Meehan passed on a 2018 Senate bid against Sen. Bob CaseyRobert (Bob) Patrick CaseySenate Democrats press administration on human rights abuses in Philippines Biden celebrates anniversary of Americans with Disabilities Act Lawmakers introduce bipartisan Free Britney Act MORE Jr. (D-Pa.). But if he wants to maintain his powerful role on the House Ways and Means Committee, he’ll need to defend a district that Clinton won by more than 2 points.

Three Democrats have announced challenges to Meehan, though they all live outside his suburban Philadelphia district.

Dan Muroff is an attorney and ward leader in Philadelphia, where he currently lives. He was the former president of a gun violence prevention group and worked as an aide to Rep. Jim McGovern (D-Mass.) and former Rep. Joe Hoeffel (D-Pa.).

Muroff unsuccessfully ran in the 2016 Democratic primary for then-Rep. Chaka Fattah’s seat. He said earlier this month he’ll move to the district in a few weeks, according to PoliticsPA.

Molly Sheehan is a biomedical researcher and plans to move back to the district by the end of the year, when she completes her fellowship at the University of Pennsylvania.

Andrew McGinty, an IT consultant who lives in Philadelphia, is also running.

Illinois’ 6th District Rep. Peter Roskam

Democrats are also targeting Roskam’s suburban seat outside of Chicago. Roskam has represented the district since 2007 and easily outperformed Trump, who lost the district by 7 points.

Amanda Howland, a lawyer and psychologist, is looking for a comeback after losing to Roskam by nearly 20 points last year. Former district school board member Suzyn Price also announced a bid.

Local planning commission member Kelly Mazeski, a former state Senate candidate, is looking at a run and met with the DCCC and EMILY’s List about a potential campaign.

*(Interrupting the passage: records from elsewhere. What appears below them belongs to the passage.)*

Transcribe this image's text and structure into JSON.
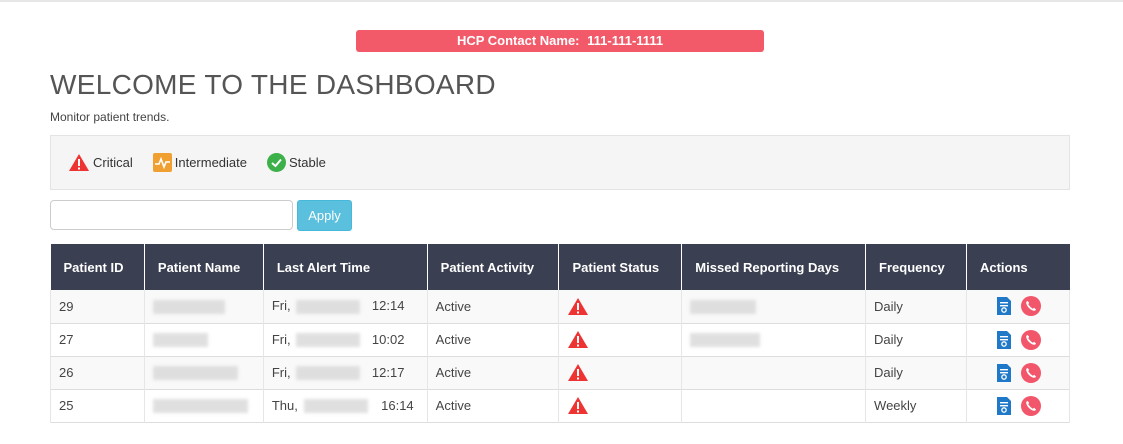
{
  "hcp": {
    "label": "HCP Contact Name:",
    "value": "111-111-1111"
  },
  "header": {
    "title": "WELCOME TO THE DASHBOARD",
    "subtitle": "Monitor patient trends."
  },
  "legend": {
    "critical": "Critical",
    "intermediate": "Intermediate",
    "stable": "Stable"
  },
  "search": {
    "value": "",
    "apply_label": "Apply"
  },
  "table": {
    "columns": [
      "Patient ID",
      "Patient Name",
      "Last Alert Time",
      "Patient Activity",
      "Patient Status",
      "Missed Reporting Days",
      "Frequency",
      "Actions"
    ],
    "rows": [
      {
        "id": "29",
        "day": "Fri,",
        "time": "12:14",
        "activity": "Active",
        "frequency": "Daily"
      },
      {
        "id": "27",
        "day": "Fri,",
        "time": "10:02",
        "activity": "Active",
        "frequency": "Daily"
      },
      {
        "id": "26",
        "day": "Fri,",
        "time": "12:17",
        "activity": "Active",
        "frequency": "Daily"
      },
      {
        "id": "25",
        "day": "Thu,",
        "time": "16:14",
        "activity": "Active",
        "frequency": "Weekly"
      }
    ]
  },
  "colors": {
    "critical": "#ee3333",
    "intermediate": "#f0a030",
    "stable": "#3cb14a",
    "header_bg": "#3a3f51",
    "hcp_bg": "#f25a6a",
    "doc_icon": "#1f78c8",
    "phone_icon": "#f2566a"
  }
}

Other Democrats considering running include Maura Sullivan, a U.S. Marine veteran who’s reportedly a DCCC favorite, according to Crain’s Chicago Business. Carole Cheney, a district chief of staff to Rep. Bill FosterGeorge (Bill) William FosterOvernight Defense: Senators reach billion deal on emergency Capitol security bill | House panel looks to help military sexual assault survivors | US increases airstrikes to help Afghan forces fight Taliban We must address the declining rate of startup business launches Republicans seek vindication amid reemergence of Wuhan lab theory MORE (D-Ill.), is “likely” running.

California’s 25th District Rep. Steve Knight

Knight has also been on Democrats’ target list since he was elected to Congress in 2014.

In 2015, Knight caught flak for his confrontation with a protester at an immigration rally, and his campaign initially had lackluster fundraising ahead of his competitive race. But he was reelected to a second term and outperformed Trump, with Clinton winning the district by nearly 7 points.

Katie Hill, executive director of a group that provides homeless services and housing, declared a run for the northern Los Angeles County seat.

At a recent town hall, Hill asked how Knight would have voted on the GOP’s ObamaCare replacement bill if it had reached the House floor. Knight said he wouldn’t discuss a “hypothetical,” earning loud boos from the crowd.

Jess Phoenix, a volcanologist, is “90-plus percent sure” she’ll run, according to the Los Angeles Times. She’s receiving help from 314 Action, a group that recruits people with science backgrounds to run for office. 

Lawyer Bryan Caforio, who lost to Knight in 2016, is considering another run.